§ About this task:
Among the lines below, tally those that contain "Healthy" and respond with the total only.

Given entries: Begin

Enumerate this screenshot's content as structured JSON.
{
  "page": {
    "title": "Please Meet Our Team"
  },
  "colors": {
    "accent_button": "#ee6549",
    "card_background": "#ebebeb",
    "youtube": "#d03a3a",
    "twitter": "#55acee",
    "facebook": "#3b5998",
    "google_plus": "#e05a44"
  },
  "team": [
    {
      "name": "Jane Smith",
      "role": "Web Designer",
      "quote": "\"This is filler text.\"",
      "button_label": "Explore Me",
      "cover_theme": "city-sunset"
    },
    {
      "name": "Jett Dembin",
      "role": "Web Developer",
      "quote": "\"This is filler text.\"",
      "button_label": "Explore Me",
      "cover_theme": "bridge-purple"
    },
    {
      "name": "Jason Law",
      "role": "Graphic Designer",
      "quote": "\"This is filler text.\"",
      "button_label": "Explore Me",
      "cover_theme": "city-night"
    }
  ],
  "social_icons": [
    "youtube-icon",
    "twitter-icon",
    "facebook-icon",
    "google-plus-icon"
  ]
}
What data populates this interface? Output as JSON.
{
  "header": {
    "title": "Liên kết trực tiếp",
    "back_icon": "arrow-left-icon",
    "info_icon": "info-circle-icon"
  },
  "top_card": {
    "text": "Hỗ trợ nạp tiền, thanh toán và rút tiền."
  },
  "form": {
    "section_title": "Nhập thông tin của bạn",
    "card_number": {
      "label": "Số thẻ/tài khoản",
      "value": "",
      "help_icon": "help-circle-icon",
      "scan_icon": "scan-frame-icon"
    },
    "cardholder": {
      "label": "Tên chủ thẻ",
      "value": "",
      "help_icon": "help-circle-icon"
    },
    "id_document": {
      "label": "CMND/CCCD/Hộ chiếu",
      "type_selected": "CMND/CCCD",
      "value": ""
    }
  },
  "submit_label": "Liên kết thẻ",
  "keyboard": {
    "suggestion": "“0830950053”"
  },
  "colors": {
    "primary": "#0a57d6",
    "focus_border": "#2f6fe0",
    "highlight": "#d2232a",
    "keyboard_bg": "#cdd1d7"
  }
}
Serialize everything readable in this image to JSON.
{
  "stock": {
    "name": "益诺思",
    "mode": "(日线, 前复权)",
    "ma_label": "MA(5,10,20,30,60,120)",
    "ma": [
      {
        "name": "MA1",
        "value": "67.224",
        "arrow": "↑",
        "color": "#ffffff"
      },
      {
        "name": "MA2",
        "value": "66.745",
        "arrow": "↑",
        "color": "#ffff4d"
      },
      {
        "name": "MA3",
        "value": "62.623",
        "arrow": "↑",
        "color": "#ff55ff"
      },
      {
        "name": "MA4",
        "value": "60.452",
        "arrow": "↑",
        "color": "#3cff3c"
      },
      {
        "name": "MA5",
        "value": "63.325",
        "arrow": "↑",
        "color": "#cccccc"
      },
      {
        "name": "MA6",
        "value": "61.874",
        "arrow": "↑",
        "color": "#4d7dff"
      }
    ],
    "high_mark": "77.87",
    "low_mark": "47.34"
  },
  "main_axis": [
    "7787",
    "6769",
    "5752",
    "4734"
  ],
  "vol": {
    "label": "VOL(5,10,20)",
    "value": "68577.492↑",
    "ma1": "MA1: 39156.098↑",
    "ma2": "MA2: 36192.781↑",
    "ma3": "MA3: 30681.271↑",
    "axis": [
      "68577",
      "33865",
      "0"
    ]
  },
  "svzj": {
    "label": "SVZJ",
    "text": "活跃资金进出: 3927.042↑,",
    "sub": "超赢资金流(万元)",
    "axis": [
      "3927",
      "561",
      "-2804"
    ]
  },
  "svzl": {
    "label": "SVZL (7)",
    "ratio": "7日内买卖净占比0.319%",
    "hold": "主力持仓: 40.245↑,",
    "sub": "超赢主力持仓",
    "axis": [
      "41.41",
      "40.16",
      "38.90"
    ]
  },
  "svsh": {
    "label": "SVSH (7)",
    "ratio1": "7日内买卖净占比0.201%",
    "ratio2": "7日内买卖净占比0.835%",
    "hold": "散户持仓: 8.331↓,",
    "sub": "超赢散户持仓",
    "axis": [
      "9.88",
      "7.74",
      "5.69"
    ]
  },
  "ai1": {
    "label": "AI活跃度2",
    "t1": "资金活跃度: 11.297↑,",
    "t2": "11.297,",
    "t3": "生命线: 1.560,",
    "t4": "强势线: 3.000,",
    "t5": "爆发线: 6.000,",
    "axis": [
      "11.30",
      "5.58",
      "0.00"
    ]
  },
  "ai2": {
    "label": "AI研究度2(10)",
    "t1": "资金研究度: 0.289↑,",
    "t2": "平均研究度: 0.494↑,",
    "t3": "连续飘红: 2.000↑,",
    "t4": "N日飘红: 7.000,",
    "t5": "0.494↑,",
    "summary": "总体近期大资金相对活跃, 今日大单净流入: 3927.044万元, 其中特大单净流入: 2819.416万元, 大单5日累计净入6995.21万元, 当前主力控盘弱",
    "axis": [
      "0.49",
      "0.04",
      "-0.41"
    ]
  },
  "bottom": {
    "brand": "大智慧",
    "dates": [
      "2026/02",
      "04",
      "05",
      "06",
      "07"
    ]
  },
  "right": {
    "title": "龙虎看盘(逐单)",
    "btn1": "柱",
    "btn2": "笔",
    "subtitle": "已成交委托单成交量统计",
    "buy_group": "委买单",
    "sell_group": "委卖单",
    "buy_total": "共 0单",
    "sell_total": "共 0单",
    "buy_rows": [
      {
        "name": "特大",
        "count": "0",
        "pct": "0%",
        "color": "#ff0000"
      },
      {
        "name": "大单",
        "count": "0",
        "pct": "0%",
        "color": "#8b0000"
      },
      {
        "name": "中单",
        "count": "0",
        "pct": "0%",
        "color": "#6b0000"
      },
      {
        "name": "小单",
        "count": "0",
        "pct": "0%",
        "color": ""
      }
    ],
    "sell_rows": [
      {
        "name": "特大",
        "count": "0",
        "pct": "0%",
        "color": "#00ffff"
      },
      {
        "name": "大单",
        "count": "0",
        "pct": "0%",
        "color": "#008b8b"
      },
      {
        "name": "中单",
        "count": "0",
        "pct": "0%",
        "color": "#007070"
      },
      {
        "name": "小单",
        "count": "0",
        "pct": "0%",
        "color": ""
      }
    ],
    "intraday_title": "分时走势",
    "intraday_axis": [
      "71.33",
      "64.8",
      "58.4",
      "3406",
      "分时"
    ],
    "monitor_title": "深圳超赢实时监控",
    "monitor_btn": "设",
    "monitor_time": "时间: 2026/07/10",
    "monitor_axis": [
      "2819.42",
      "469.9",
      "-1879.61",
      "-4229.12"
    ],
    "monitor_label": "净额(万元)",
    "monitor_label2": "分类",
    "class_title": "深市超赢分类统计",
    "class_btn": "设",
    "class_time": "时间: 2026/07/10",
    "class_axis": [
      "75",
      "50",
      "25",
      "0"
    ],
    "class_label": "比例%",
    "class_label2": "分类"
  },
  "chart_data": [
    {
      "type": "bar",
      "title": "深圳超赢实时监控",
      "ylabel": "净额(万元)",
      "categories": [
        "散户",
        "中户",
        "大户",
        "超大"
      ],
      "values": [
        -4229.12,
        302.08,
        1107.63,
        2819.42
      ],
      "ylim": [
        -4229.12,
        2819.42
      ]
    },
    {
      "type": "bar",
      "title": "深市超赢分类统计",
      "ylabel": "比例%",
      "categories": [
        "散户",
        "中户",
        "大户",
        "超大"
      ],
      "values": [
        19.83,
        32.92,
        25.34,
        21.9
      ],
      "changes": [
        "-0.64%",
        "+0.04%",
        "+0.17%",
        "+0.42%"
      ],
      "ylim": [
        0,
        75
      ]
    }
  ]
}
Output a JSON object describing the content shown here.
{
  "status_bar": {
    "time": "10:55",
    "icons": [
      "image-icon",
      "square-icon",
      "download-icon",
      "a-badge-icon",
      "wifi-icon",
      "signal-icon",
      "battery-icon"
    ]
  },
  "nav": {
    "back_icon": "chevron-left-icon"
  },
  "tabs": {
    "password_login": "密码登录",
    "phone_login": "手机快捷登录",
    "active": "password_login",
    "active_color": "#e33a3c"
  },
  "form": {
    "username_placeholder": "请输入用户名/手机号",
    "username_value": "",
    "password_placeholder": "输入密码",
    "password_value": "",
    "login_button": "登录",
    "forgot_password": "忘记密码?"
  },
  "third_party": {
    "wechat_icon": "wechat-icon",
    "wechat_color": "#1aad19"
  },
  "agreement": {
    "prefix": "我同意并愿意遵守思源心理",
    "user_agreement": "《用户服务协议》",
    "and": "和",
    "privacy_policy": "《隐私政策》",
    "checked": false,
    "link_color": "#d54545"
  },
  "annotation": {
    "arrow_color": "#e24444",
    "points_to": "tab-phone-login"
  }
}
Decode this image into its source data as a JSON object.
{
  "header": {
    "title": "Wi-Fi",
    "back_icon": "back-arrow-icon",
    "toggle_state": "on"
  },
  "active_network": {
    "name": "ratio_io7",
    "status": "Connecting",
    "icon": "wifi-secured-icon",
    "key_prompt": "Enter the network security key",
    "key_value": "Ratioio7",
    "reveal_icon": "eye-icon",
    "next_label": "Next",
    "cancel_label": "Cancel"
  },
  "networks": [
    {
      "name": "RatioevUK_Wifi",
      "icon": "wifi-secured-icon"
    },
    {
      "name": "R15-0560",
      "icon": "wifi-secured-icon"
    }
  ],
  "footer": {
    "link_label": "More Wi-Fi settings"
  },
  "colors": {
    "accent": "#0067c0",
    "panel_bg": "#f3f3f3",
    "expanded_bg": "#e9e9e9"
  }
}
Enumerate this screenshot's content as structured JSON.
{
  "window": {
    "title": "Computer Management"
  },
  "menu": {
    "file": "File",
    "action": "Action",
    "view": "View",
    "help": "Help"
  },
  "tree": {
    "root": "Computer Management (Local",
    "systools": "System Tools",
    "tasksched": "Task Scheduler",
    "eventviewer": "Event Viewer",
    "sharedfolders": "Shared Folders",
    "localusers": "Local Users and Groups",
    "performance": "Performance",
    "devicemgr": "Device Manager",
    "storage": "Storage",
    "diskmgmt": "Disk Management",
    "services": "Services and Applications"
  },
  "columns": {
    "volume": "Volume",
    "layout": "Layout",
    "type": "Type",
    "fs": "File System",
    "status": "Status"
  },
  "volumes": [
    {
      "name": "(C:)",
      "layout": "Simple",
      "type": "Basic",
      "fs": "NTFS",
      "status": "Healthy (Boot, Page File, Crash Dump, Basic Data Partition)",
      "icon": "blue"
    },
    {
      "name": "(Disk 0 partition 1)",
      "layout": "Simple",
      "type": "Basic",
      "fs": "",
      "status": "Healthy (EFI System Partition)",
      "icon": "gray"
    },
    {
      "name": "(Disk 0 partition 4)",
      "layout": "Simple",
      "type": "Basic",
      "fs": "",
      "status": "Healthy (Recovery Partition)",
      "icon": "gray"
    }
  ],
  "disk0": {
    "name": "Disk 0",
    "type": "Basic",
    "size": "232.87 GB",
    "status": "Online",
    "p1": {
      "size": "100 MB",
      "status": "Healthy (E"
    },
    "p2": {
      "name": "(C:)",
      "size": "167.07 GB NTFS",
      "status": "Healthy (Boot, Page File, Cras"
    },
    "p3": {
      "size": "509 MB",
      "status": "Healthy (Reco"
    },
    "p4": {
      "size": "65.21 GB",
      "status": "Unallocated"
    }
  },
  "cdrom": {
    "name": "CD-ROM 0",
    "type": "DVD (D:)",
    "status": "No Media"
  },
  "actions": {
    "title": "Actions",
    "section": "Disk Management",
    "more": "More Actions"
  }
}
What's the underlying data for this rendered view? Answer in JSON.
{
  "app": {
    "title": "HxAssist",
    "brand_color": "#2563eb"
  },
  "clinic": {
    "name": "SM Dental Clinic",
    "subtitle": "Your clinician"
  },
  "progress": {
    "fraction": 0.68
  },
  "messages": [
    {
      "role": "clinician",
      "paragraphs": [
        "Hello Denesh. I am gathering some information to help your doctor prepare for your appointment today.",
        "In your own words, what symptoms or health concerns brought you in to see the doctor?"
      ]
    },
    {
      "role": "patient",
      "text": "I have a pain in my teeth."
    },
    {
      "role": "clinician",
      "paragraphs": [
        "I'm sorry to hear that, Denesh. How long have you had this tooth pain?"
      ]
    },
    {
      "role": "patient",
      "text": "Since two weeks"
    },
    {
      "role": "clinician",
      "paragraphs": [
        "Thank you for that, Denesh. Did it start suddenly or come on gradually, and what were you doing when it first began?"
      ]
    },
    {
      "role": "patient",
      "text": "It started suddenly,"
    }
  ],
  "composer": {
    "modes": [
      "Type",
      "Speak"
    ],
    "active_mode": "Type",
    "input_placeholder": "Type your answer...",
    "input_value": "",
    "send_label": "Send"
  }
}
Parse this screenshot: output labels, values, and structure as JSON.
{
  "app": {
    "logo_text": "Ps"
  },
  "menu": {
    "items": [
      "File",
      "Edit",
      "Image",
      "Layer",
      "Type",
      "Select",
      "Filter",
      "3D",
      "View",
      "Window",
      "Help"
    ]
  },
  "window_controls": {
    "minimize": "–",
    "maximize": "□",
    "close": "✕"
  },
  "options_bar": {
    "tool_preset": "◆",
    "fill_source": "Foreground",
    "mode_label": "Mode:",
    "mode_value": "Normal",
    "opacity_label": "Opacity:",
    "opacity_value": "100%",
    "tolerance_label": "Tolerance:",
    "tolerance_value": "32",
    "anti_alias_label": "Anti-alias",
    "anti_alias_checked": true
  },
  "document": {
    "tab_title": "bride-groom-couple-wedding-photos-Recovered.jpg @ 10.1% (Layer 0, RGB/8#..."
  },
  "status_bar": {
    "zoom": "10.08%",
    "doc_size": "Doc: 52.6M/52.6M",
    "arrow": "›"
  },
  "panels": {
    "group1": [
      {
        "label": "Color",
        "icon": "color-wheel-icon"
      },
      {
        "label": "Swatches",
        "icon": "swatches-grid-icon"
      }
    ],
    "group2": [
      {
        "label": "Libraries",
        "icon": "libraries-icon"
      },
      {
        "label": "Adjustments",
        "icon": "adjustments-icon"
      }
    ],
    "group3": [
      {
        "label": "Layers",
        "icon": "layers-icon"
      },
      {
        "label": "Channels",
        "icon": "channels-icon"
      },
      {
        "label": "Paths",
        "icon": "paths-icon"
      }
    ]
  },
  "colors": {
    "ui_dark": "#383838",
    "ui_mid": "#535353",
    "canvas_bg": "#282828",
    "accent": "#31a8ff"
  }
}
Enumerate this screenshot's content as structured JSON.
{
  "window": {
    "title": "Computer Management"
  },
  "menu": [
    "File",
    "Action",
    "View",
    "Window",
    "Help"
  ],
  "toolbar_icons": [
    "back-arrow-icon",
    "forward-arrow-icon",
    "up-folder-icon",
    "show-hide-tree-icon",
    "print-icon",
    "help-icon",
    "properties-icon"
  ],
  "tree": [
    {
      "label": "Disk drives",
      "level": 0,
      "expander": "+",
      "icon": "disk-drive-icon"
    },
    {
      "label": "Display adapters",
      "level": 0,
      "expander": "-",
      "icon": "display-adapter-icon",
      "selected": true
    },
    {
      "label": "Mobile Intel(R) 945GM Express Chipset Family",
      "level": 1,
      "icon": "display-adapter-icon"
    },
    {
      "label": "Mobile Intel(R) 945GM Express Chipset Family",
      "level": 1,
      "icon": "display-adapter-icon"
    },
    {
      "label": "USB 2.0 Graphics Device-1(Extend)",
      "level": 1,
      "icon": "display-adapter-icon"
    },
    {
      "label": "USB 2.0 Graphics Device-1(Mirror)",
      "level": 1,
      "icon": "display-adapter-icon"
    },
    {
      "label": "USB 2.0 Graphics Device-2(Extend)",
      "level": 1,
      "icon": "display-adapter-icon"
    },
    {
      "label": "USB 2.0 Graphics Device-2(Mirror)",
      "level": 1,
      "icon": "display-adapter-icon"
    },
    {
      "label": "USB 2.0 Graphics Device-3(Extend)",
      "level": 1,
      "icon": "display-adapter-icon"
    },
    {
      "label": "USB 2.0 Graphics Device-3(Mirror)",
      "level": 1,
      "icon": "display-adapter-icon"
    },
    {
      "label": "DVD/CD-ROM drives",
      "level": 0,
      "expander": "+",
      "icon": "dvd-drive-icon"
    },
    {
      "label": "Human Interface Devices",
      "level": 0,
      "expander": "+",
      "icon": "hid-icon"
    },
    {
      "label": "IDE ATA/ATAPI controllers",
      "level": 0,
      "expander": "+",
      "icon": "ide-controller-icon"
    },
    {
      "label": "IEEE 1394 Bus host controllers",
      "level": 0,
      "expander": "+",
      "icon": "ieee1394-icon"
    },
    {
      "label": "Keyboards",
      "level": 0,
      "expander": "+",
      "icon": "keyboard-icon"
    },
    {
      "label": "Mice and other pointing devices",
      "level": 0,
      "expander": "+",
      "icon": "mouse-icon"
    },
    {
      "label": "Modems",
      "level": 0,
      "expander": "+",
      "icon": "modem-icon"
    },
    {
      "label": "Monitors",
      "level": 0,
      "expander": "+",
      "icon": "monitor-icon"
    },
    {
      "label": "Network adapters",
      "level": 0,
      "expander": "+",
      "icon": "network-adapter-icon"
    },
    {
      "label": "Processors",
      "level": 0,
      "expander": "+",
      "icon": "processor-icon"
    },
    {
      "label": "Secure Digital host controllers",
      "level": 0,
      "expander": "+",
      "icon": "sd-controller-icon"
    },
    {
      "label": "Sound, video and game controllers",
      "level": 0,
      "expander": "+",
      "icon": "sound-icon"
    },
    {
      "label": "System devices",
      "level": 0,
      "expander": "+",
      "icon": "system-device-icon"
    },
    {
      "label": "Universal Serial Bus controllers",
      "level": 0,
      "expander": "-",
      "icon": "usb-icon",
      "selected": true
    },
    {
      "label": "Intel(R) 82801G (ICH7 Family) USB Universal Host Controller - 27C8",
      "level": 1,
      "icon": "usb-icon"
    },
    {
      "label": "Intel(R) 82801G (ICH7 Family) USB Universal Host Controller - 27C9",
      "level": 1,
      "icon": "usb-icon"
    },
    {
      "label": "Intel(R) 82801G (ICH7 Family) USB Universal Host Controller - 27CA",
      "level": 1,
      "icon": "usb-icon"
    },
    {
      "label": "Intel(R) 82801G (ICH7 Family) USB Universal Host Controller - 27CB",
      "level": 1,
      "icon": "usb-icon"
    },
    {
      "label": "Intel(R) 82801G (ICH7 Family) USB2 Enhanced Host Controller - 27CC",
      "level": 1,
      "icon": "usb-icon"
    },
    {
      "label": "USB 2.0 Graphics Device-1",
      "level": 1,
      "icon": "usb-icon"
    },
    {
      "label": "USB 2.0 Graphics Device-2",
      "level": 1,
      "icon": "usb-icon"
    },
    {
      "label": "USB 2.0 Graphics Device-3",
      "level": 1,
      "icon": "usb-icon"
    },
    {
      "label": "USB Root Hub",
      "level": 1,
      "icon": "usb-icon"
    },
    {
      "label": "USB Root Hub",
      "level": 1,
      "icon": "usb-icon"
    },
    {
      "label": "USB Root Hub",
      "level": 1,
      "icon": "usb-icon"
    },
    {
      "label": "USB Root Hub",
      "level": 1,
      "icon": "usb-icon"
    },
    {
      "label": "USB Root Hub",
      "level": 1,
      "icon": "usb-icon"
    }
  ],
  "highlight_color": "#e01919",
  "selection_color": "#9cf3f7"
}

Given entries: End

§ Exercise response:
6